(Dataset entries)
______________________________

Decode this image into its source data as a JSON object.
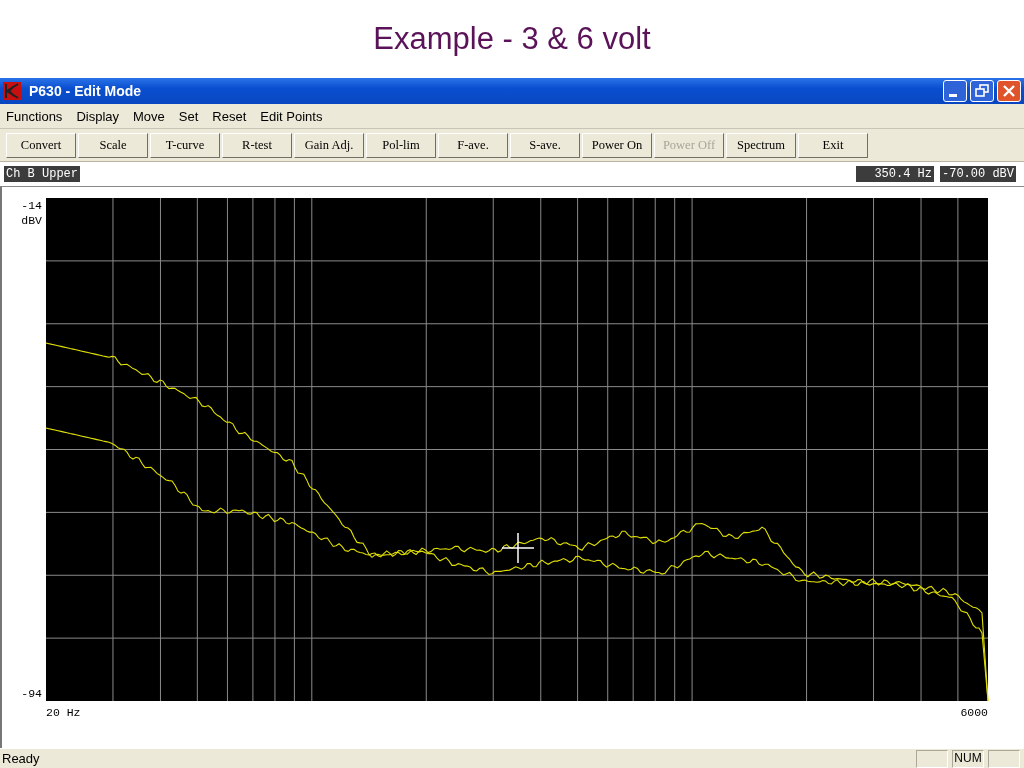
{
  "slide_title": "Example - 3 & 6 volt",
  "window": {
    "title": "P630 - Edit Mode"
  },
  "menu": [
    "Functions",
    "Display",
    "Move",
    "Set",
    "Reset",
    "Edit Points"
  ],
  "toolbar": [
    {
      "label": "Convert",
      "disabled": false
    },
    {
      "label": "Scale",
      "disabled": false
    },
    {
      "label": "T-curve",
      "disabled": false
    },
    {
      "label": "R-test",
      "disabled": false
    },
    {
      "label": "Gain Adj.",
      "disabled": false
    },
    {
      "label": "Pol-lim",
      "disabled": false
    },
    {
      "label": "F-ave.",
      "disabled": false
    },
    {
      "label": "S-ave.",
      "disabled": false
    },
    {
      "label": "Power On",
      "disabled": false
    },
    {
      "label": "Power Off",
      "disabled": true
    },
    {
      "label": "Spectrum",
      "disabled": false
    },
    {
      "label": "Exit",
      "disabled": false
    }
  ],
  "info": {
    "channel": "Ch B Upper",
    "frequency": "350.4 Hz",
    "level": "-70.00 dBV"
  },
  "chart": {
    "y_top_label": "-14",
    "y_unit": "dBV",
    "y_bottom_label": "-94",
    "x_start_label": "20 Hz",
    "x_end_label": "6000"
  },
  "status_bar": {
    "text": "Ready",
    "indicator": "NUM"
  }
}
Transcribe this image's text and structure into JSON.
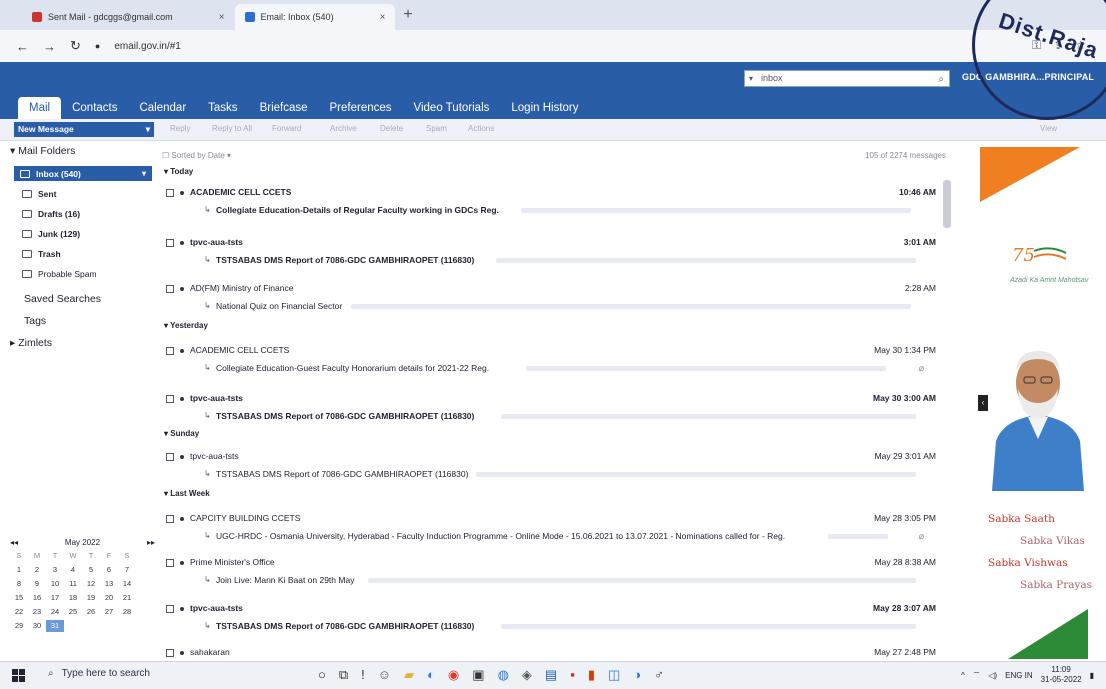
{
  "browser": {
    "tabs": [
      {
        "title": "Sent Mail - gdcggs@gmail.com",
        "active": false
      },
      {
        "title": "Email: Inbox (540)",
        "active": true
      }
    ],
    "close_glyph": "×",
    "new_tab_glyph": "+",
    "url": "email.gov.in/#1"
  },
  "header": {
    "search_placeholder": "inbox",
    "user": "GDC GAMBHIRA...PRINCIPAL"
  },
  "nav": {
    "tabs": [
      "Mail",
      "Contacts",
      "Calendar",
      "Tasks",
      "Briefcase",
      "Preferences",
      "Video Tutorials",
      "Login History"
    ],
    "active": "Mail"
  },
  "toolbar": {
    "new_message": "New Message",
    "items": [
      "Reply",
      "Reply to All",
      "Forward",
      "Archive",
      "Delete",
      "Spam",
      "Actions",
      "View"
    ]
  },
  "sidebar": {
    "mail_folders_label": "Mail Folders",
    "folders": [
      {
        "label": "Inbox (540)",
        "icon": "inbox-icon",
        "selected": true
      },
      {
        "label": "Sent",
        "icon": "sent-icon"
      },
      {
        "label": "Drafts (16)",
        "icon": "drafts-icon"
      },
      {
        "label": "Junk (129)",
        "icon": "junk-icon"
      },
      {
        "label": "Trash",
        "icon": "trash-icon"
      },
      {
        "label": "Probable Spam",
        "icon": "spam-icon"
      }
    ],
    "saved_searches": "Saved Searches",
    "tags": "Tags",
    "zimlets": "Zimlets"
  },
  "calendar": {
    "month": "May 2022",
    "dow": [
      "S",
      "M",
      "T",
      "W",
      "T",
      "F",
      "S"
    ],
    "days": [
      "1",
      "2",
      "3",
      "4",
      "5",
      "6",
      "7",
      "8",
      "9",
      "10",
      "11",
      "12",
      "13",
      "14",
      "15",
      "16",
      "17",
      "18",
      "19",
      "20",
      "21",
      "22",
      "23",
      "24",
      "25",
      "26",
      "27",
      "28",
      "29",
      "30",
      "31"
    ],
    "today": "31"
  },
  "list": {
    "sorted_by": "Sorted by Date",
    "count": "105 of 2274 messages",
    "groups": [
      {
        "label": "Today"
      },
      {
        "label": "Yesterday"
      },
      {
        "label": "Sunday"
      },
      {
        "label": "Last Week"
      }
    ],
    "messages": [
      {
        "sender": "ACADEMIC CELL CCETS",
        "subject": "Collegiate Education-Details of Regular Faculty working in GDCs Reg.",
        "time": "10:46 AM",
        "unread": true
      },
      {
        "sender": "tpvc-aua-tsts",
        "subject": "TSTSABAS DMS Report of 7086-GDC GAMBHIRAOPET (116830)",
        "time": "3:01 AM",
        "unread": true
      },
      {
        "sender": "AD(FM) Ministry of Finance",
        "subject": "National Quiz on Financial Sector",
        "time": "2:28 AM",
        "unread": false
      },
      {
        "sender": "ACADEMIC CELL CCETS",
        "subject": "Collegiate Education-Guest Faculty Honorarium details for 2021-22 Reg.",
        "time": "May 30 1:34 PM",
        "unread": false
      },
      {
        "sender": "tpvc-aua-tsts",
        "subject": "TSTSABAS DMS Report of 7086-GDC GAMBHIRAOPET (116830)",
        "time": "May 30 3:00 AM",
        "unread": true
      },
      {
        "sender": "tpvc-aua-tsts",
        "subject": "TSTSABAS DMS Report of 7086-GDC GAMBHIRAOPET (116830)",
        "time": "May 29 3:01 AM",
        "unread": false
      },
      {
        "sender": "CAPCITY BUILDING CCETS",
        "subject": "UGC-HRDC - Osmania University, Hyderabad - Faculty Induction Programme - Online Mode - 15.06.2021 to 13.07.2021 - Nominations called for - Reg.",
        "time": "May 28 3:05 PM",
        "unread": false
      },
      {
        "sender": "Prime Minister's Office",
        "subject": "Join Live: Mann Ki Baat on 29th May",
        "time": "May 28 8:38 AM",
        "unread": false
      },
      {
        "sender": "tpvc-aua-tsts",
        "subject": "TSTSABAS DMS Report of 7086-GDC GAMBHIRAOPET (116830)",
        "time": "May 28 3:07 AM",
        "unread": true
      },
      {
        "sender": "sahakaran",
        "subject": "",
        "time": "May 27 2:48 PM",
        "unread": false
      }
    ]
  },
  "banner": {
    "azadi": "Azadi Ka Amrit Mahotsav",
    "line1": "Sabka Saath",
    "line2": "Sabka Vikas",
    "line3": "Sabka Vishwas",
    "line4": "Sabka Prayas"
  },
  "seal": {
    "text": "Dist.Raja"
  },
  "taskbar": {
    "search_placeholder": "Type here to search",
    "lang": "ENG IN",
    "time": "11:09",
    "date": "31-05-2022"
  }
}
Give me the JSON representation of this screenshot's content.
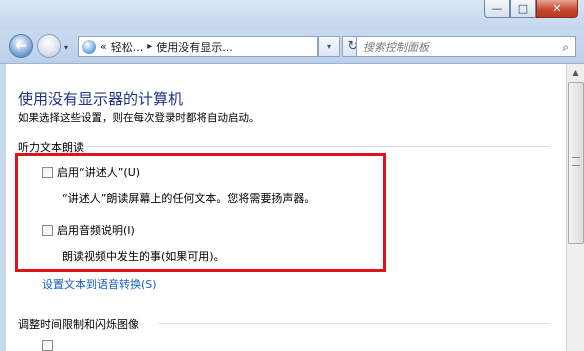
{
  "window": {
    "min_glyph": "—",
    "max_glyph": "□",
    "close_glyph": "✕"
  },
  "nav": {
    "back_glyph": "←",
    "fwd_glyph": "→",
    "address": {
      "prefix": "«",
      "crumb1": "轻松...",
      "sep": "▸",
      "crumb2": "使用没有显示..."
    },
    "dropdown_glyph": "▾",
    "refresh_glyph": "↻",
    "search": {
      "placeholder": "搜索控制面板",
      "icon": "search-icon"
    }
  },
  "main": {
    "title": "使用没有显示器的计算机",
    "subtitle": "如果选择这些设置，则在每次登录时都将自动启动。",
    "section1": {
      "heading": "听力文本朗读",
      "option1": {
        "label": "启用“讲述人”(U)",
        "checked": false,
        "description": "“讲述人”朗读屏幕上的任何文本。您将需要扬声器。"
      },
      "option2": {
        "label": "启用音频说明(I)",
        "checked": false,
        "description": "朗读视频中发生的事(如果可用)。"
      },
      "link": "设置文本到语音转换(S)"
    },
    "section2": {
      "heading": "调整时间限制和闪烁图像"
    }
  },
  "colors": {
    "title": "#1e3287",
    "link": "#1660c4",
    "highlight": "#e2101b"
  }
}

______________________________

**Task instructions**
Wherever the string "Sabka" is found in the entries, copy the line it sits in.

**Solution to the problem**
    "line1": "Sabka Saath",
    "line2": "Sabka Vikas",
    "line3": "Sabka Vishwas",
    "line4": "Sabka Prayas"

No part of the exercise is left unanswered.